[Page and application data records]
○ ○ ○
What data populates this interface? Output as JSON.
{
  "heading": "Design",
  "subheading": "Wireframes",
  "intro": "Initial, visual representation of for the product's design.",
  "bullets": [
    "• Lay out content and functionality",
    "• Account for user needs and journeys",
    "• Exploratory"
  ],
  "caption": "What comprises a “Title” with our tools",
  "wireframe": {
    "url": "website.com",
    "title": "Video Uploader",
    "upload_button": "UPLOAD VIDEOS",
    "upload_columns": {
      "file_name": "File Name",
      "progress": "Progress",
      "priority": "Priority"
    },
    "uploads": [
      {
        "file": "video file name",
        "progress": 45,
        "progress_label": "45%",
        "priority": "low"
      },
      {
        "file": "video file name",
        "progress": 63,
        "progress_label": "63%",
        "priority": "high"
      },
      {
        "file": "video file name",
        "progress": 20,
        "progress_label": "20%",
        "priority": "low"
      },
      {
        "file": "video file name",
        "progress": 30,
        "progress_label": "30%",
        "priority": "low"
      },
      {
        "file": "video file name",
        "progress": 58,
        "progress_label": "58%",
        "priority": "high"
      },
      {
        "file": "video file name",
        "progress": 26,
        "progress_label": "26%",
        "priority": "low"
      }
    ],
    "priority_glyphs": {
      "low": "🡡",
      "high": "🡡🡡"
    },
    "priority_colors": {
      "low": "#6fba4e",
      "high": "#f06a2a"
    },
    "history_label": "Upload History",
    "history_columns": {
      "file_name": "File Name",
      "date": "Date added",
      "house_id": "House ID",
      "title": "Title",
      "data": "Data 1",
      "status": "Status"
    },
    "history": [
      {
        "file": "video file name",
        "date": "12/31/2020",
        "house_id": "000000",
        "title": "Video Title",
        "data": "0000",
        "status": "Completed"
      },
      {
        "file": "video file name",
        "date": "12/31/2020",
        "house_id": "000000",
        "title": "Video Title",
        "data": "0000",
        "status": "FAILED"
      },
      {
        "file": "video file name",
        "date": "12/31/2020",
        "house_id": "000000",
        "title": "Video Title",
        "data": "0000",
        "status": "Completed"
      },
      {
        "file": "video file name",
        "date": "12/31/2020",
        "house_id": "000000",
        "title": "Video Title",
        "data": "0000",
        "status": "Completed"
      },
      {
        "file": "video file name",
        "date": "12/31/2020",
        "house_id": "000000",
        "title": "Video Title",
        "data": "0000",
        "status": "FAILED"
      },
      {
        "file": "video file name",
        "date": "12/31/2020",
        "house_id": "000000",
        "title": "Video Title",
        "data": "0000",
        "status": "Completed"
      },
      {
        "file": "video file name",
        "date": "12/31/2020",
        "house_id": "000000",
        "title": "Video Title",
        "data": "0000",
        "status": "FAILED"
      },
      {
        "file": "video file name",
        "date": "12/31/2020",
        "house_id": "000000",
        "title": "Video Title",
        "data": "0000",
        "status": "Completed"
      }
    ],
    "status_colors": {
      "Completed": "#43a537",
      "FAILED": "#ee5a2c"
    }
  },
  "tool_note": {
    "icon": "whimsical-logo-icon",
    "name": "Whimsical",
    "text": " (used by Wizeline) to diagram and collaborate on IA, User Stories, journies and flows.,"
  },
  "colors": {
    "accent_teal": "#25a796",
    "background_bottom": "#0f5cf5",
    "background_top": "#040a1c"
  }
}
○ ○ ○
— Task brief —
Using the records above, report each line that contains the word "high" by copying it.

— Your response —
        "priority": "high"
        "priority": "high"
      "high": "🡡🡡"
      "high": "#f06a2a"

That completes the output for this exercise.